“These results show the importance and potential of programs like MedAchieve to increase URM applications to medical schools, which is likely to increase diversity in medicine and decrease health care disparities among minorities in the United States,” said Adal Abonamah, OMS-II, a MedAchieve co-director and one of several co-authors of the study.

Significant growth in 2020-2021

MedAchieve is experiencing significant growth this academic year, in spite of the pandemic. The first year of the program, which teaches basic medical science concepts, has 61 students enrolled, an increase of 79%. The second year, where basic concepts are applied to clinical diseases, has 37 students enrolled—an increase of 68%.

Blacks/African Americans, Hispanic/Latinx and Asians account for 30% each of the student body, and white students 10%. Nearly all students—85%—are women.

Students attend weekly two-hour sessions, where the TouroCOM med student mentors deliver lectures they’ve prepared based on what they’ve learned in their own classes, followed by labs and other small group activities.

This year the Touro med student co-directors modified the program for the pandemic. The topics remain mostly the same, including primary care, cardiology, anatomy, osteopathic manipulative medicine, surgery and immunology/infectious disease, among others. But students meet online in large and small groups, and labs are zoomed live or prerecorded.

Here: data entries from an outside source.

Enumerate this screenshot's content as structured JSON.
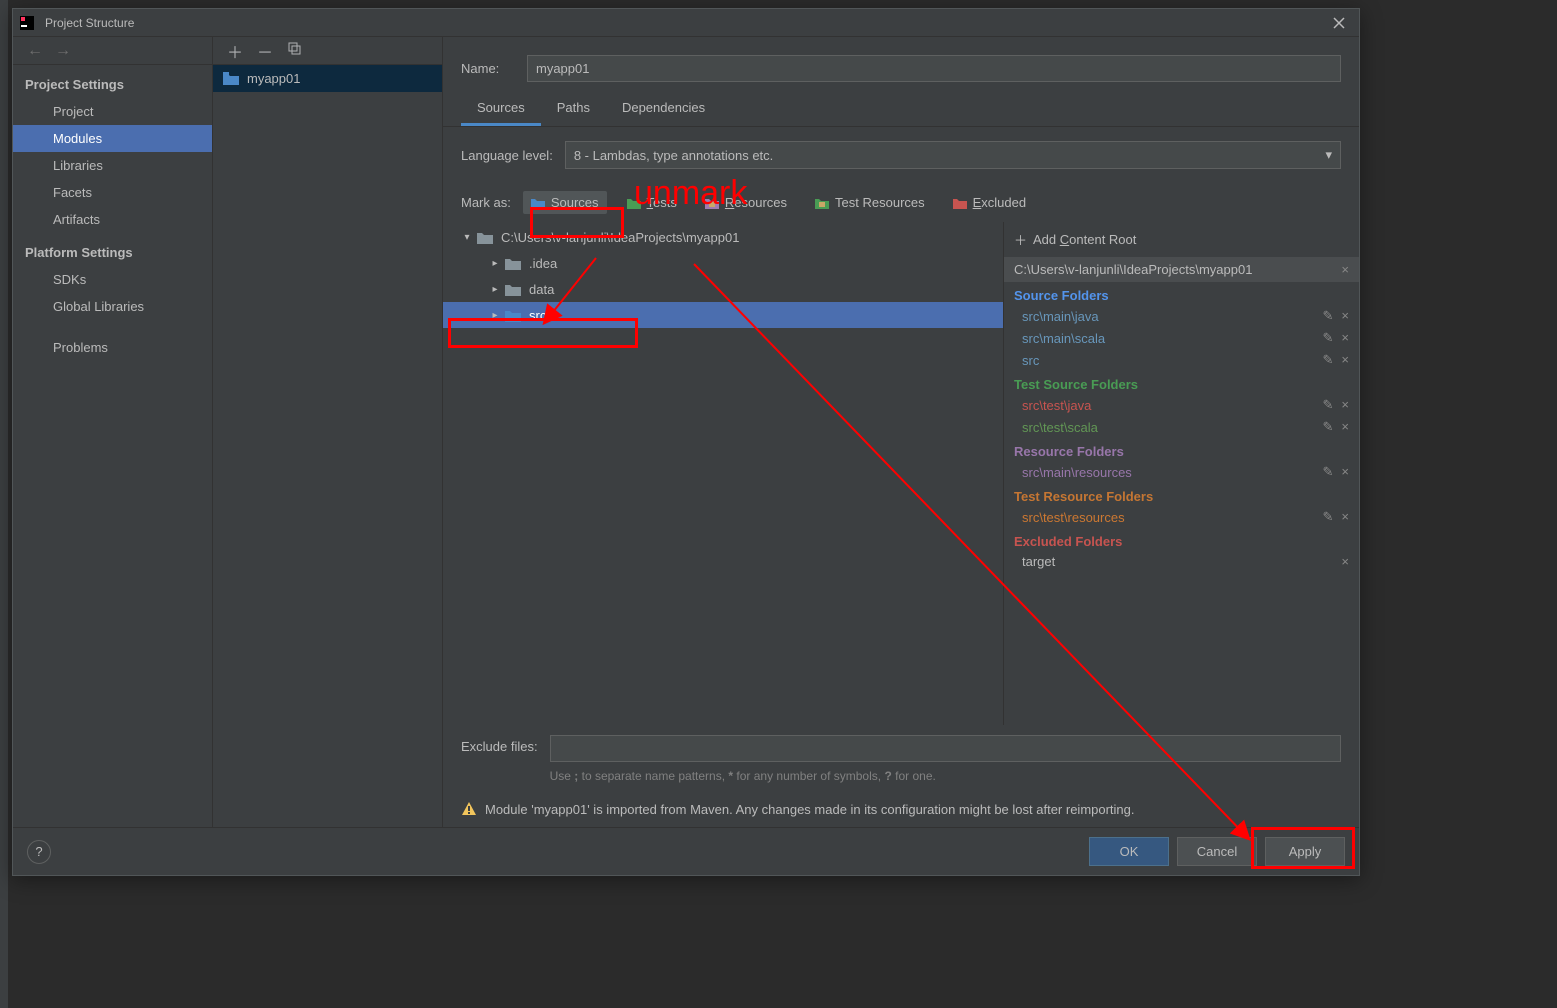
{
  "window": {
    "title": "Project Structure"
  },
  "sidebar": {
    "projectSettings": "Project Settings",
    "platformSettings": "Platform Settings",
    "items": {
      "project": "Project",
      "modules": "Modules",
      "libraries": "Libraries",
      "facets": "Facets",
      "artifacts": "Artifacts",
      "sdks": "SDKs",
      "globalLibraries": "Global Libraries",
      "problems": "Problems"
    }
  },
  "modules": {
    "item0": "myapp01"
  },
  "namePanel": {
    "label": "Name:",
    "value": "myapp01"
  },
  "tabs": {
    "sources": "Sources",
    "paths": "Paths",
    "dependencies": "Dependencies"
  },
  "langLevel": {
    "label": "Language level:",
    "value": "8 - Lambdas, type annotations etc."
  },
  "markAs": {
    "label": "Mark as:",
    "sources": "Sources",
    "tests": "Tests",
    "resources": "Resources",
    "testResources": "Test Resources",
    "excluded": "Excluded"
  },
  "tree": {
    "root": "C:\\Users\\v-lanjunli\\IdeaProjects\\myapp01",
    "idea": ".idea",
    "data": "data",
    "src": "src"
  },
  "roots": {
    "addContentRoot": "Add Content Root",
    "contentRoot": "C:\\Users\\v-lanjunli\\IdeaProjects\\myapp01",
    "sourceFolders": "Source Folders",
    "srcMainJava": "src\\main\\java",
    "srcMainScala": "src\\main\\scala",
    "src": "src",
    "testSourceFolders": "Test Source Folders",
    "srcTestJava": "src\\test\\java",
    "srcTestScala": "src\\test\\scala",
    "resourceFolders": "Resource Folders",
    "srcMainResources": "src\\main\\resources",
    "testResourceFolders": "Test Resource Folders",
    "srcTestResources": "src\\test\\resources",
    "excludedFolders": "Excluded Folders",
    "target": "target"
  },
  "exclude": {
    "label": "Exclude files:",
    "hint1": "Use ; to separate name patterns, * for any number of symbols, ? for one."
  },
  "warning": "Module 'myapp01' is imported from Maven. Any changes made in its configuration might be lost after reimporting.",
  "footer": {
    "ok": "OK",
    "cancel": "Cancel",
    "apply": "Apply"
  },
  "annotation": {
    "unmark": "unmark"
  }
}
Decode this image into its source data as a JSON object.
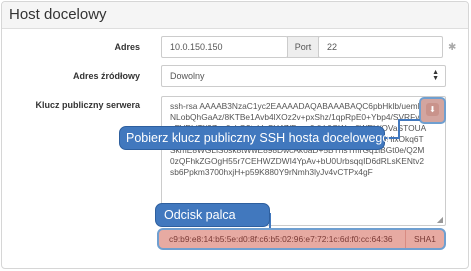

Most subjects have components on health disparities.

“Opened my eyes”

Jordan McDonald, a graduate of Harlem’s A. Philip Randolph Campus High School and the MedAchieve Class of 2017, is now a senior at St. Bonaventure University in southwestern New York. He plans to finish in May with a bachelor’s degree in biology. McDonald credits MedAchieve with his desire to study biology, pursue a master’s in clinical laboratory science this fall and eventually go to medical school and become a neurosurgeon, a dream born of witnessing close family members undergo surgeries when he was younger.

“MedAchieve is what really opened my eyes,” says McDonald, explaining his mentor, Kowshik Sen, was quick to answer his countless questions and offer advice on which of many paths to take. “He would say, ‘You could take several paths. No matter what you do you’ll end up where you want as long as you don’t forget where you’re going.’”